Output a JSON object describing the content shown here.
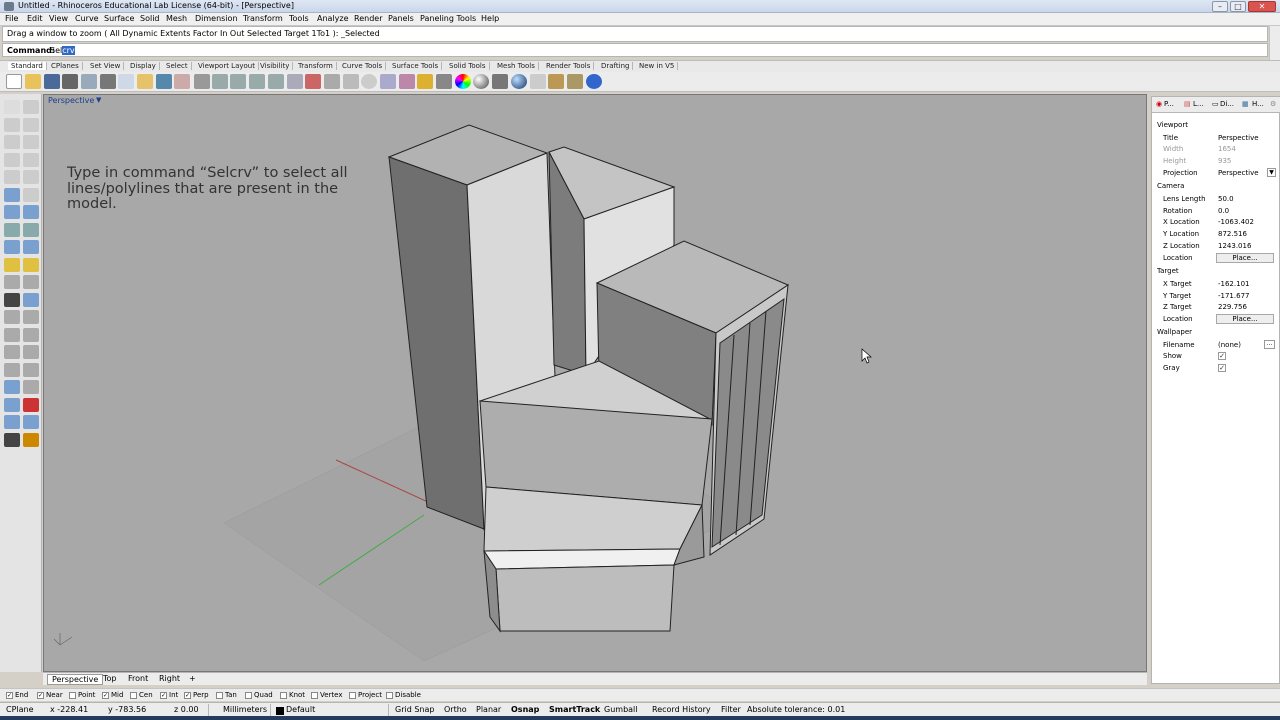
{
  "window": {
    "title": "Untitled - Rhinoceros Educational Lab License (64-bit) - [Perspective]"
  },
  "menu": [
    "File",
    "Edit",
    "View",
    "Curve",
    "Surface",
    "Solid",
    "Mesh",
    "Dimension",
    "Transform",
    "Tools",
    "Analyze",
    "Render",
    "Panels",
    "Paneling Tools",
    "Help"
  ],
  "command": {
    "history": "Drag a window to zoom ( All  Dynamic  Extents  Factor  In  Out  Selected  Target  1To1 ): _Selected",
    "label": "Command:",
    "typed_prefix": "Sel",
    "typed_selected": "crv"
  },
  "toolbar_tabs": [
    "Standard",
    "CPlanes",
    "Set View",
    "Display",
    "Select",
    "Viewport Layout",
    "Visibility",
    "Transform",
    "Curve Tools",
    "Surface Tools",
    "Solid Tools",
    "Mesh Tools",
    "Render Tools",
    "Drafting",
    "New in V5"
  ],
  "viewport": {
    "title": "Perspective",
    "annotation": "Type in command “Selcrv” to select all lines/polylines that are present in the model.",
    "tabs": [
      "Perspective",
      "Top",
      "Front",
      "Right"
    ]
  },
  "panel": {
    "tabs": [
      "P...",
      "L...",
      "Di...",
      "H..."
    ],
    "viewport_header": "Viewport",
    "title_label": "Title",
    "title_value": "Perspective",
    "width_label": "Width",
    "width_value": "1654",
    "height_label": "Height",
    "height_value": "935",
    "projection_label": "Projection",
    "projection_value": "Perspective",
    "camera_header": "Camera",
    "lens_label": "Lens Length",
    "lens_value": "50.0",
    "rotation_label": "Rotation",
    "rotation_value": "0.0",
    "xloc_label": "X Location",
    "xloc_value": "-1063.402",
    "yloc_label": "Y Location",
    "yloc_value": "872.516",
    "zloc_label": "Z Location",
    "zloc_value": "1243.016",
    "location_label": "Location",
    "place_button": "Place...",
    "target_header": "Target",
    "xtgt_label": "X Target",
    "xtgt_value": "-162.101",
    "ytgt_label": "Y Target",
    "ytgt_value": "-171.677",
    "ztgt_label": "Z Target",
    "ztgt_value": "229.756",
    "wallpaper_header": "Wallpaper",
    "filename_label": "Filename",
    "filename_value": "(none)",
    "show_label": "Show",
    "gray_label": "Gray"
  },
  "osnap": [
    "End",
    "Near",
    "Point",
    "Mid",
    "Cen",
    "Int",
    "Perp",
    "Tan",
    "Quad",
    "Knot",
    "Vertex",
    "Project",
    "Disable"
  ],
  "status": {
    "cplane": "CPlane",
    "x": "x -228.41",
    "y": "y -783.56",
    "z": "z 0.00",
    "units": "Millimeters",
    "layer": "Default",
    "grid_snap": "Grid Snap",
    "ortho": "Ortho",
    "planar": "Planar",
    "osnap": "Osnap",
    "smarttrack": "SmartTrack",
    "gumball": "Gumball",
    "record_history": "Record History",
    "filter": "Filter",
    "tolerance": "Absolute tolerance: 0.01"
  }
}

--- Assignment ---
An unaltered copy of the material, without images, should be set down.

--- Your response ---
Output a JSON object describing the content shown here.
{
  "window": {
    "title": "Untitled - Rhinoceros Educational Lab License (64-bit) - [Perspective]"
  },
  "menu": [
    "File",
    "Edit",
    "View",
    "Curve",
    "Surface",
    "Solid",
    "Mesh",
    "Dimension",
    "Transform",
    "Tools",
    "Analyze",
    "Render",
    "Panels",
    "Paneling Tools",
    "Help"
  ],
  "command": {
    "history": "Drag a window to zoom ( All  Dynamic  Extents  Factor  In  Out  Selected  Target  1To1 ): _Selected",
    "label": "Command:",
    "typed_prefix": "Sel",
    "typed_selected": "crv"
  },
  "toolbar_tabs": [
    "Standard",
    "CPlanes",
    "Set View",
    "Display",
    "Select",
    "Viewport Layout",
    "Visibility",
    "Transform",
    "Curve Tools",
    "Surface Tools",
    "Solid Tools",
    "Mesh Tools",
    "Render Tools",
    "Drafting",
    "New in V5"
  ],
  "viewport": {
    "title": "Perspective",
    "annotation": "Type in command “Selcrv” to select all lines/polylines that are present in the model.",
    "tabs": [
      "Perspective",
      "Top",
      "Front",
      "Right"
    ]
  },
  "panel": {
    "tabs": [
      "P...",
      "L...",
      "Di...",
      "H..."
    ],
    "viewport_header": "Viewport",
    "title_label": "Title",
    "title_value": "Perspective",
    "width_label": "Width",
    "width_value": "1654",
    "height_label": "Height",
    "height_value": "935",
    "projection_label": "Projection",
    "projection_value": "Perspective",
    "camera_header": "Camera",
    "lens_label": "Lens Length",
    "lens_value": "50.0",
    "rotation_label": "Rotation",
    "rotation_value": "0.0",
    "xloc_label": "X Location",
    "xloc_value": "-1063.402",
    "yloc_label": "Y Location",
    "yloc_value": "872.516",
    "zloc_label": "Z Location",
    "zloc_value": "1243.016",
    "location_label": "Location",
    "place_button": "Place...",
    "target_header": "Target",
    "xtgt_label": "X Target",
    "xtgt_value": "-162.101",
    "ytgt_label": "Y Target",
    "ytgt_value": "-171.677",
    "ztgt_label": "Z Target",
    "ztgt_value": "229.756",
    "wallpaper_header": "Wallpaper",
    "filename_label": "Filename",
    "filename_value": "(none)",
    "show_label": "Show",
    "gray_label": "Gray"
  },
  "osnap": [
    "End",
    "Near",
    "Point",
    "Mid",
    "Cen",
    "Int",
    "Perp",
    "Tan",
    "Quad",
    "Knot",
    "Vertex",
    "Project",
    "Disable"
  ],
  "status": {
    "cplane": "CPlane",
    "x": "x -228.41",
    "y": "y -783.56",
    "z": "z 0.00",
    "units": "Millimeters",
    "layer": "Default",
    "grid_snap": "Grid Snap",
    "ortho": "Ortho",
    "planar": "Planar",
    "osnap": "Osnap",
    "smarttrack": "SmartTrack",
    "gumball": "Gumball",
    "record_history": "Record History",
    "filter": "Filter",
    "tolerance": "Absolute tolerance: 0.01"
  }
}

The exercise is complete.